Kirk Johnson said...

I don't know who Anonymous is--hard to respect someone who feels the need to hunt down comments online he/she objects to yet cannot be bothered to identify themself--nor is it quite clear what 'point' he/she is 'making', nor is clear why he/she would assume that this brief article by Bancroft should 'shock' me. But...well, here it is.

Owen said...

Kirk, I can't see why Anonymous would want to waste your time with Ian Bancroft's article.

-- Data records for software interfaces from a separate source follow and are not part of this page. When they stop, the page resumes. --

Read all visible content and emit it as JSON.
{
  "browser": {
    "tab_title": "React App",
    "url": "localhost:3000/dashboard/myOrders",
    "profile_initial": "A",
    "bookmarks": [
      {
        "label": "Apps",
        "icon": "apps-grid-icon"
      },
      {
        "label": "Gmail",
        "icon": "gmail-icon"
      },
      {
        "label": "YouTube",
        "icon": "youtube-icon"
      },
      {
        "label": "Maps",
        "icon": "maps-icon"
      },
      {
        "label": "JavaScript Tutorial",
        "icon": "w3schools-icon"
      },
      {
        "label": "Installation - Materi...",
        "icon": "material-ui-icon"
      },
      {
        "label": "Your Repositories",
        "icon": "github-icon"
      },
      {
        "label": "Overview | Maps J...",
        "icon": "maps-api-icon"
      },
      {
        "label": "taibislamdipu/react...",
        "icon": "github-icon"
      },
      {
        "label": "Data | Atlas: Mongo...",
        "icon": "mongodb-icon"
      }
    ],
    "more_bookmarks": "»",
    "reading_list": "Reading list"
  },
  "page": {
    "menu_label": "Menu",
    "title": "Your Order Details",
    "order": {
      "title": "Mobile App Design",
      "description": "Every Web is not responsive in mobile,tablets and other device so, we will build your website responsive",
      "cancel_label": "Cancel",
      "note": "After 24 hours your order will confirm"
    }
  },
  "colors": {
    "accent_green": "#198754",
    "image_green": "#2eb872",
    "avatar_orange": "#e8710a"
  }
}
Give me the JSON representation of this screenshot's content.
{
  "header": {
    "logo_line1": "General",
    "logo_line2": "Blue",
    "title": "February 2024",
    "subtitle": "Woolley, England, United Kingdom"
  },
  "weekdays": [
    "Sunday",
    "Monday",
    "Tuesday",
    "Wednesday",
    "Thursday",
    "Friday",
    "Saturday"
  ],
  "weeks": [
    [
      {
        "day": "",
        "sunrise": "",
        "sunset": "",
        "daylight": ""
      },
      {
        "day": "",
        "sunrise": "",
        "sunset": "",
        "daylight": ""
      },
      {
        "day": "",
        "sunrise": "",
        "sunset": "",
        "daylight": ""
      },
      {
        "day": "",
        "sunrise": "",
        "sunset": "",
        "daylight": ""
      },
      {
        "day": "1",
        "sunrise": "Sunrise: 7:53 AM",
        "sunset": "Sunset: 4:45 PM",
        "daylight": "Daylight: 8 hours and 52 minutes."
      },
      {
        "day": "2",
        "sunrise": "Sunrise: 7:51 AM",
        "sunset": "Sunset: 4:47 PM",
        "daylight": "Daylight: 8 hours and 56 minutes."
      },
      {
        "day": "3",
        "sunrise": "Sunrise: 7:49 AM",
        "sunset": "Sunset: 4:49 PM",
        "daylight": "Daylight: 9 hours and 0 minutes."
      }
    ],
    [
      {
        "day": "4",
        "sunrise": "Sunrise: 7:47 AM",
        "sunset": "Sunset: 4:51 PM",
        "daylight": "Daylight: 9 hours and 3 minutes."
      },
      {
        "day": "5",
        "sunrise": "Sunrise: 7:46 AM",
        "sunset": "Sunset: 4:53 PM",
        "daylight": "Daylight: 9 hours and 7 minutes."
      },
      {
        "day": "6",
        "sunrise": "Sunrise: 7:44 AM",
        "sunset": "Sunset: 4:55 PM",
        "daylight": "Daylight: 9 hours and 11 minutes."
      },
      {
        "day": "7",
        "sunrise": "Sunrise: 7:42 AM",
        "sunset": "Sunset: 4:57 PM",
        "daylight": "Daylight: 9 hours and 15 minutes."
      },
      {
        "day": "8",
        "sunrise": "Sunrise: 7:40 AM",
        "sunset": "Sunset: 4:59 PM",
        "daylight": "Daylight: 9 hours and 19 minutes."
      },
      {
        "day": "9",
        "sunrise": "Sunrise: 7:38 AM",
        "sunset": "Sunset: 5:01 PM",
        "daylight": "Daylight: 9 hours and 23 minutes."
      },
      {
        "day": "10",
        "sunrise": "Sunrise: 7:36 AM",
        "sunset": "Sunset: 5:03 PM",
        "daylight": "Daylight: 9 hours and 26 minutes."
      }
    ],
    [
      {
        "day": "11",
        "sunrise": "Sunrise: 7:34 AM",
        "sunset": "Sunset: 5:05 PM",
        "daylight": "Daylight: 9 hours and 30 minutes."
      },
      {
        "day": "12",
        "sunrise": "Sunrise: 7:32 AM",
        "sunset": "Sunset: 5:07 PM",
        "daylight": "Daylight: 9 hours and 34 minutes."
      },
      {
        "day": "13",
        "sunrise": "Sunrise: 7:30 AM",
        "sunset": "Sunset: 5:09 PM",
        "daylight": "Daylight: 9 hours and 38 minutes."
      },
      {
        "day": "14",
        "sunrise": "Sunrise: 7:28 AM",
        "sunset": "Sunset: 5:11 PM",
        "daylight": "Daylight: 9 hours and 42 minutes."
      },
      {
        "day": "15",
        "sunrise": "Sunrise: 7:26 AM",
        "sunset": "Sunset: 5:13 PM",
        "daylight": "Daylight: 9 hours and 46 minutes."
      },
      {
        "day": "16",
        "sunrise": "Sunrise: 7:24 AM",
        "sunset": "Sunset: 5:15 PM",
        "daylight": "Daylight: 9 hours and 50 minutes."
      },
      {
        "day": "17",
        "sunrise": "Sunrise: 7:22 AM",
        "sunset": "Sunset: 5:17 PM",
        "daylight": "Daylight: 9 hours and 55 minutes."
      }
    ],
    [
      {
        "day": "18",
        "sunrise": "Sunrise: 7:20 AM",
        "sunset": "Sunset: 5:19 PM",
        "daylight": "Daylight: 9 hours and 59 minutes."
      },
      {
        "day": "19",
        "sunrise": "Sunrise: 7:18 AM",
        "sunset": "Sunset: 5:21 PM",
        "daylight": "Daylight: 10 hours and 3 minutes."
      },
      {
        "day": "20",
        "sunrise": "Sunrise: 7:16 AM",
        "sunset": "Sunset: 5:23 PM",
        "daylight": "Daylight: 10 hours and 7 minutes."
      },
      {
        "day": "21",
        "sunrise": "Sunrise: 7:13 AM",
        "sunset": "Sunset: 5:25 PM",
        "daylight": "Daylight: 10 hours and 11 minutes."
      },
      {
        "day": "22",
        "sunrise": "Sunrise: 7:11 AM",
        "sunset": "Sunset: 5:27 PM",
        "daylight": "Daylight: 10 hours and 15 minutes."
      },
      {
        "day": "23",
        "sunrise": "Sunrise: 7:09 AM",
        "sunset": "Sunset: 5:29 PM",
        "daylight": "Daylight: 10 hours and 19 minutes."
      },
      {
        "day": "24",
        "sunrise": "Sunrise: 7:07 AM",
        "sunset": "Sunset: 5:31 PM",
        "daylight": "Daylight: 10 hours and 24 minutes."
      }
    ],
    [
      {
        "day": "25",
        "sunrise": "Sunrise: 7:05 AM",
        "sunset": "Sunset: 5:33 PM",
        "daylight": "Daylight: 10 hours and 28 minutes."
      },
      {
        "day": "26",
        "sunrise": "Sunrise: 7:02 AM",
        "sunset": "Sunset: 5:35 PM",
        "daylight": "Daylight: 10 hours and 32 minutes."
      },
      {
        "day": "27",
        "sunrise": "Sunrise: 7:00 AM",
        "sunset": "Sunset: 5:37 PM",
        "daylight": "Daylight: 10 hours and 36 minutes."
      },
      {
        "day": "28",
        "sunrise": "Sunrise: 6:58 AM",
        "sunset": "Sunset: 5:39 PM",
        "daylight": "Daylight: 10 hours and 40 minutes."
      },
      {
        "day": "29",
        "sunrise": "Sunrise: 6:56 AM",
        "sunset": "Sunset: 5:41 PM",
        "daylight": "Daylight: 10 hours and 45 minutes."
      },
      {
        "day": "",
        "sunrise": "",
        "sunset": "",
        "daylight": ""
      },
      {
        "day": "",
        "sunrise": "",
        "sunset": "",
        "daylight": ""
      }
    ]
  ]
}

Fortunately Bancroft's constipated revisionism is almost too impenetrable for anyone who does understand the code to bother with. Anonymous tries to slip past the first issue, Bancroft's attempt to close the situation down to a "civil war". But he leaves us with Bancroft's acceptance of the Serbian warrant for Ganic at face value, despite the hollowness of its substance and the wilful artfulness of using it to divert attention from the opening of the trial of Radovan Karadzic. Easy enough to recognise that the Ganic warrant is massively less substantial than the Karadzic indictment.

Bancroft wants all the individual victims to be recognised. Certainly. But the warrant has been based on suspect information that has previously been investigated, leaving Ganic free to go about his business with very little judicial concern that his continued liberty involved impunity.

The cowardly blusterer Karadzic, in the meanwhile, responsible for tens of thousands more deaths than anyone has ever attempted to lay at Ganic's door, has spent the same time hiding himself from justice as Dr Dabic.

It might have been rather more honest for Bancroft to spend as much time on Karadzic as he did on Ganic and the Kosovo organ-harvesting rumours (now back-burnered by th EULEX investigative team for lack of substantiating evidence - http://www.balkaninsight.com/en/main/news/27900/ ).

But why expect that when Ian Bancroft is a Serb lobbyist? And why not call him a Serb apologist? If the cap fits, Anonymous should allow it to be worn.

Bancroft's Belgrade-based "charity" TransConflict among its various other activities provides a platform for the perverse views of the genocide denier Darko Trifunovic, author of the notorious first official Republika Srpska report on Srebrenica "Report on Case Srebrenica", described by Paddy Ashdown (whom Bancroft routinely rubbishes) as "so far from the truth as to be almost not worth dignifying with a response."

http://www.transconflict.com/Security/The_Evolution_of_Collective_Security_NATO_in_the_21st_Century.php

Bancroft advances the Serb case of shared responsibility with his sideways-expressed views, routinely published by the Guardian's pimp-vehicle "Comment is Free". If you haven't got the energy, Kirk, I'm certainly happy to describe Bancroft as a Serb apologist. Anyone who reads a few of his offerings will pretty soon get the drift.

Owen said...

Kirk, a look at the comments under Bancroft's latest article at Comment is Free suggests that he and TransConflict are well and truly rumbled:

http://www.guardian.co.uk/commentisfree/2010/apr/29/bosnia-herzegovina-election-economy